The Romantic tenor voice adopted very different guises in France between 1800 and 1900. Grand opéra requires it to be wide in compass, ringing in tone and crowned with top notes emitted in voix de poitrine (chest voice) from the 1830s onwards. Opéra-comique wishes it to be light, clear and capable of half-tones in voix de tête (head voice) right up to the time of Bizet and Gounod. The tenor of the First Empire, in Méhul and Cherubini (around 1800), is central and very baritone-like in tessitura; the tenor of the July Monarchy, in Adam and Auber (around 1840), borrows his coloratura and virtuosity from Rossini. In short, there is nothing more difficult for a tenor than to ‘find his voice’ in this imbroglio of genres and institutions. The later Romantic era mixed the specificities of each voice type in order to give birth to the lead tenor known as ‘grand ténor d’opéra-comique’, also called ‘ténor de demi-caractère’, capable of lyricism and power yet also of sweetness and introspection (thanks to the typically French voix de tête). Gérald (Delibes), Roméo (Gounod), Des Grieux (Massenet), Mylio (Lalo) and many other operatic heroes became internationally renowned characters. With his warm timbre, the firmness of his articulation, the elegance of his phrasing and the radiant ductility of his upper middle range, Julien Behr is one of the contemporary tenors best able to do justice to this demi-caractère repertory, often assigned to excessively heavy voices that do not necessarily reveal its finesse and variety. Between shadows and light . . .
The scores and parts for Cinq-Mars (Gounod), Le Chevalier Jean (Joncières) and Jocelyn (Godard) have been edited and furnished by the Palazzetto Bru Zane.
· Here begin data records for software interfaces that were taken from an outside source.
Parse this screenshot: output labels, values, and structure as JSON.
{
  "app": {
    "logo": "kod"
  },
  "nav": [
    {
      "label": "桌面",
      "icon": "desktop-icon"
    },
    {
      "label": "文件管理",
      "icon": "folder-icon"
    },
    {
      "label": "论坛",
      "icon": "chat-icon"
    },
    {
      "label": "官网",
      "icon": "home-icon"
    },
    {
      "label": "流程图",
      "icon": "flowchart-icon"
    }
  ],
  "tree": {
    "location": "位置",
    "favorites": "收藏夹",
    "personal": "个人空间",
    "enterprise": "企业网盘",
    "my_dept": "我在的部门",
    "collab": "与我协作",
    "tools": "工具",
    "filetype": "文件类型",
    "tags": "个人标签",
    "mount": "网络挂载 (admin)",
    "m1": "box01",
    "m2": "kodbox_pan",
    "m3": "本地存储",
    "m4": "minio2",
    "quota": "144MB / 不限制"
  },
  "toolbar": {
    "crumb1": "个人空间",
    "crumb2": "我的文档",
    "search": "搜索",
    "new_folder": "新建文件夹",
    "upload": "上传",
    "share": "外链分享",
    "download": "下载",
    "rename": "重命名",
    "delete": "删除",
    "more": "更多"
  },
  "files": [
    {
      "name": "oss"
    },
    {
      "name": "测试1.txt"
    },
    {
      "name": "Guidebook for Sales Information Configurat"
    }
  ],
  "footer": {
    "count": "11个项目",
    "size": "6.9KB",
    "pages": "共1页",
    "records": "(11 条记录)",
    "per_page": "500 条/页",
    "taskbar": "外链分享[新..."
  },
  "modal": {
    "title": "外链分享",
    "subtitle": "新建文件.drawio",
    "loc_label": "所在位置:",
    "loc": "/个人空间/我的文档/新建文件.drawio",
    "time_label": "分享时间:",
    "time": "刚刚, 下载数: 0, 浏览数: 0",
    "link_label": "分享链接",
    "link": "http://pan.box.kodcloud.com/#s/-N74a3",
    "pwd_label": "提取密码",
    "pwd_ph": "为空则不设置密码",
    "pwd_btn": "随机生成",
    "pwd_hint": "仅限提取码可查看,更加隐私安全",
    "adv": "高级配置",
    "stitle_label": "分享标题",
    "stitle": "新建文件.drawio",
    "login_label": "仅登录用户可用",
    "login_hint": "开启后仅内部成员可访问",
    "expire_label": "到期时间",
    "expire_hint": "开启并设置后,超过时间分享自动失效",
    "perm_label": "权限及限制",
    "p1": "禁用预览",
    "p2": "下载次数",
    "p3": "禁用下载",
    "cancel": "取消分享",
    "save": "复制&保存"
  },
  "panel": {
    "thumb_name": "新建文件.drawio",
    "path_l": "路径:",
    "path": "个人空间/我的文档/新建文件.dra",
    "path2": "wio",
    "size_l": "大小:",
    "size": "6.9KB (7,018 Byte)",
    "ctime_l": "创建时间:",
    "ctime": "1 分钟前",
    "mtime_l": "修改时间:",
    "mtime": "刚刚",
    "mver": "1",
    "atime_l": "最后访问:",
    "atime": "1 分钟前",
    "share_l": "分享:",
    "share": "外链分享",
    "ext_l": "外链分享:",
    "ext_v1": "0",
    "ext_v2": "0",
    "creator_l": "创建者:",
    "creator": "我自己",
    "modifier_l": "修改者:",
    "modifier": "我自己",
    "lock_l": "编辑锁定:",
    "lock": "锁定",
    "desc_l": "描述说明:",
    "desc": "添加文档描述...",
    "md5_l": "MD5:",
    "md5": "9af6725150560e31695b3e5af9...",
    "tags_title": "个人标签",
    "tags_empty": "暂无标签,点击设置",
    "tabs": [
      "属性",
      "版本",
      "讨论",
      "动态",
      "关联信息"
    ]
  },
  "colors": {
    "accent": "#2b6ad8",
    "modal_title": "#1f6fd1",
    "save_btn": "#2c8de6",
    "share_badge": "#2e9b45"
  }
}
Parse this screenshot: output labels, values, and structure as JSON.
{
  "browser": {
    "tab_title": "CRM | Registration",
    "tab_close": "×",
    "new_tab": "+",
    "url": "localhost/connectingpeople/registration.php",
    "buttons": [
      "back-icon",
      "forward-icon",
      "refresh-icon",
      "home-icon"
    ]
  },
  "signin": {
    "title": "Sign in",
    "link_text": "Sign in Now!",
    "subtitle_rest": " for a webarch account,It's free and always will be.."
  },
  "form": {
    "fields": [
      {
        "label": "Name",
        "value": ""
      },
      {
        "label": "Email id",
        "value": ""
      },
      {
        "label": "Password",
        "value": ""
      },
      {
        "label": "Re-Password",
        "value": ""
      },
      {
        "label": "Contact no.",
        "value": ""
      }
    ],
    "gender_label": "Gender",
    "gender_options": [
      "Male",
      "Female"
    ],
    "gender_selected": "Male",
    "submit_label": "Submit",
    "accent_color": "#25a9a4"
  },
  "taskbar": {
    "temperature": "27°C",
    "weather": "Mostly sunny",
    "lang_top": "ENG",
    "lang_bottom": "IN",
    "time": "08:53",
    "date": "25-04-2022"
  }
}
1- Charles GOUNOD, Cinq-Mars (1877), Prélude et cavatine de Cinq-Mars « À vous, ma mère… Ô chère et vivante image »